§ Data to use

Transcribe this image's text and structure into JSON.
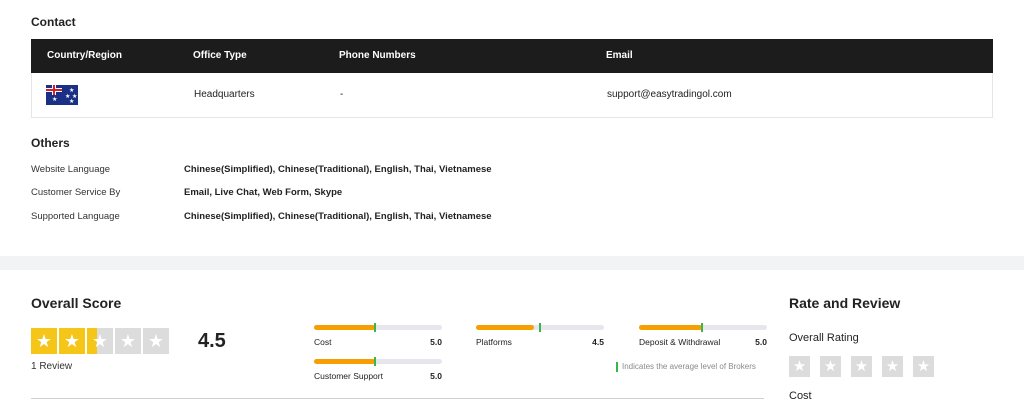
{
  "contact": {
    "title": "Contact",
    "headers": [
      "Country/Region",
      "Office Type",
      "Phone Numbers",
      "Email"
    ],
    "row": {
      "flag": "australia-flag-icon",
      "office_type": "Headquarters",
      "phone": "-",
      "email": "support@easytradingol.com"
    }
  },
  "others": {
    "title": "Others",
    "rows": [
      {
        "label": "Website Language",
        "value": "Chinese(Simplified), Chinese(Traditional), English, Thai, Vietnamese"
      },
      {
        "label": "Customer Service By",
        "value": "Email, Live Chat, Web Form, Skype"
      },
      {
        "label": "Supported Language",
        "value": "Chinese(Simplified), Chinese(Traditional), English, Thai, Vietnamese"
      }
    ]
  },
  "overall": {
    "title": "Overall Score",
    "score": "4.5",
    "star_fill": [
      1,
      1,
      0.4,
      0,
      0
    ],
    "reviews": "1 Review",
    "metrics": [
      {
        "label": "Cost",
        "value": "5.0",
        "fill": 0.48,
        "avg": 0.48
      },
      {
        "label": "Platforms",
        "value": "4.5",
        "fill": 0.45,
        "avg": 0.5
      },
      {
        "label": "Deposit & Withdrawal",
        "value": "5.0",
        "fill": 0.49,
        "avg": 0.49
      },
      {
        "label": "Customer Support",
        "value": "5.0",
        "fill": 0.48,
        "avg": 0.48
      }
    ],
    "avg_note": "Indicates the average level of Brokers"
  },
  "rate_review": {
    "title": "Rate and Review",
    "overall_rating_label": "Overall Rating",
    "cost_label": "Cost"
  },
  "colors": {
    "accent_star": "#f5c518",
    "bar_fill": "#f5a000",
    "avg_marker": "#3bb54a",
    "table_header": "#1c1c1c"
  }
}
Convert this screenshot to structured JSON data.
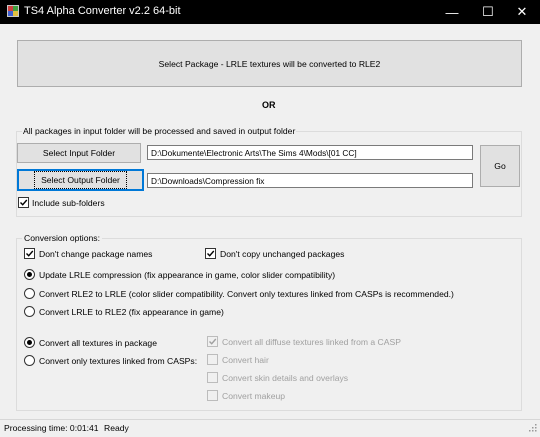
{
  "window": {
    "title": "TS4 Alpha Converter v2.2 64-bit",
    "minimize": "—",
    "maximize": "☐",
    "close": "✕"
  },
  "main": {
    "select_package_button": "Select Package - LRLE textures will be converted to RLE2",
    "or_label": "OR"
  },
  "folders": {
    "caption": "All packages in input folder will be processed and saved in output folder",
    "select_input_button": "Select Input Folder",
    "input_path": "D:\\Dokumente\\Electronic Arts\\The Sims 4\\Mods\\[01 CC]",
    "select_output_button": "Select Output Folder",
    "output_path": "D:\\Downloads\\Compression fix",
    "go_button": "Go",
    "include_subfolders": {
      "label": "Include sub-folders",
      "checked": true
    }
  },
  "options": {
    "title": "Conversion options:",
    "dont_change_names": {
      "label": "Don't change package names",
      "checked": true
    },
    "dont_copy_unchanged": {
      "label": "Don't copy unchanged packages",
      "checked": true
    },
    "compression_modes": [
      {
        "label": "Update LRLE compression (fix appearance in game, color slider compatibility)",
        "selected": true
      },
      {
        "label": "Convert RLE2 to LRLE (color slider compatibility. Convert only textures linked from CASPs is recommended.)",
        "selected": false
      },
      {
        "label": "Convert LRLE to RLE2 (fix appearance in game)",
        "selected": false
      }
    ],
    "scope_modes": [
      {
        "label": "Convert all textures in package",
        "selected": true
      },
      {
        "label": "Convert only textures linked from CASPs:",
        "selected": false
      }
    ],
    "casp_options": [
      {
        "label": "Convert all diffuse textures linked from a CASP",
        "checked": true
      },
      {
        "label": "Convert hair",
        "checked": false
      },
      {
        "label": "Convert skin details and overlays",
        "checked": false
      },
      {
        "label": "Convert makeup",
        "checked": false
      }
    ]
  },
  "status": {
    "processing_time": "Processing time: 0:01:41",
    "state": "Ready"
  }
}
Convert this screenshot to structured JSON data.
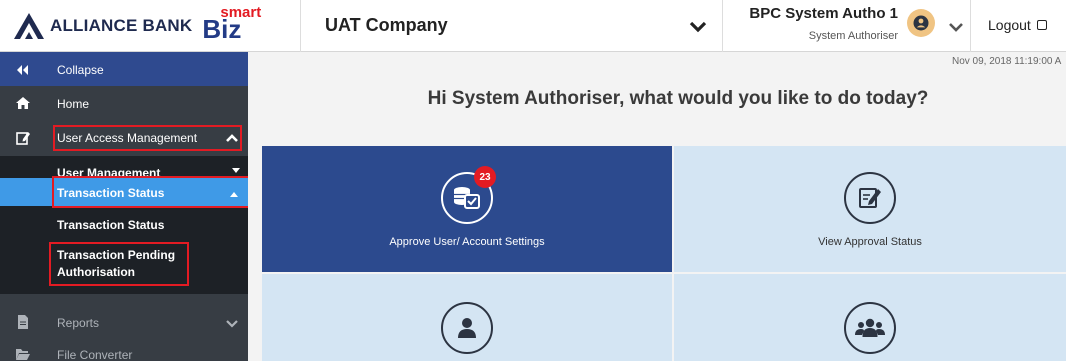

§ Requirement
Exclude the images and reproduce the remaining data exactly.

§ Solution
Transcribe this image's text and structure into JSON.
{
  "contact": {
    "title": "Contact",
    "headers": [
      "Country/Region",
      "Office Type",
      "Phone Numbers",
      "Email"
    ],
    "row": {
      "flag": "australia-flag-icon",
      "office_type": "Headquarters",
      "phone": "-",
      "email": "support@easytradingol.com"
    }
  },
  "others": {
    "title": "Others",
    "rows": [
      {
        "label": "Website Language",
        "value": "Chinese(Simplified), Chinese(Traditional), English, Thai, Vietnamese"
      },
      {
        "label": "Customer Service By",
        "value": "Email, Live Chat, Web Form, Skype"
      },
      {
        "label": "Supported Language",
        "value": "Chinese(Simplified), Chinese(Traditional), English, Thai, Vietnamese"
      }
    ]
  },
  "overall": {
    "title": "Overall Score",
    "score": "4.5",
    "star_fill": [
      1,
      1,
      0.4,
      0,
      0
    ],
    "reviews": "1 Review",
    "metrics": [
      {
        "label": "Cost",
        "value": "5.0",
        "fill": 0.48,
        "avg": 0.48
      },
      {
        "label": "Platforms",
        "value": "4.5",
        "fill": 0.45,
        "avg": 0.5
      },
      {
        "label": "Deposit & Withdrawal",
        "value": "5.0",
        "fill": 0.49,
        "avg": 0.49
      },
      {
        "label": "Customer Support",
        "value": "5.0",
        "fill": 0.48,
        "avg": 0.48
      }
    ],
    "avg_note": "Indicates the average level of Brokers"
  },
  "rate_review": {
    "title": "Rate and Review",
    "overall_rating_label": "Overall Rating",
    "cost_label": "Cost"
  },
  "colors": {
    "accent_star": "#f5c518",
    "bar_fill": "#f5a000",
    "avg_marker": "#3bb54a",
    "table_header": "#1c1c1c"
  }
}
Convert this screenshot to structured JSON data.
{
  "window": {
    "title": "TS4 Alpha Converter v2.2 64-bit",
    "minimize": "—",
    "maximize": "☐",
    "close": "✕"
  },
  "main": {
    "select_package_button": "Select Package - LRLE textures will be converted to RLE2",
    "or_label": "OR"
  },
  "folders": {
    "caption": "All packages in input folder will be processed and saved in output folder",
    "select_input_button": "Select Input Folder",
    "input_path": "D:\\Dokumente\\Electronic Arts\\The Sims 4\\Mods\\[01 CC]",
    "select_output_button": "Select Output Folder",
    "output_path": "D:\\Downloads\\Compression fix",
    "go_button": "Go",
    "include_subfolders": {
      "label": "Include sub-folders",
      "checked": true
    }
  },
  "options": {
    "title": "Conversion options:",
    "dont_change_names": {
      "label": "Don't change package names",
      "checked": true
    },
    "dont_copy_unchanged": {
      "label": "Don't copy unchanged packages",
      "checked": true
    },
    "compression_modes": [
      {
        "label": "Update LRLE compression (fix appearance in game, color slider compatibility)",
        "selected": true
      },
      {
        "label": "Convert RLE2 to LRLE (color slider compatibility. Convert only textures linked from CASPs is recommended.)",
        "selected": false
      },
      {
        "label": "Convert LRLE to RLE2 (fix appearance in game)",
        "selected": false
      }
    ],
    "scope_modes": [
      {
        "label": "Convert all textures in package",
        "selected": true
      },
      {
        "label": "Convert only textures linked from CASPs:",
        "selected": false
      }
    ],
    "casp_options": [
      {
        "label": "Convert all diffuse textures linked from a CASP",
        "checked": true
      },
      {
        "label": "Convert hair",
        "checked": false
      },
      {
        "label": "Convert skin details and overlays",
        "checked": false
      },
      {
        "label": "Convert makeup",
        "checked": false
      }
    ]
  },
  "status": {
    "processing_time": "Processing time: 0:01:41",
    "state": "Ready"
  }
}
Convert this screenshot to structured JSON data.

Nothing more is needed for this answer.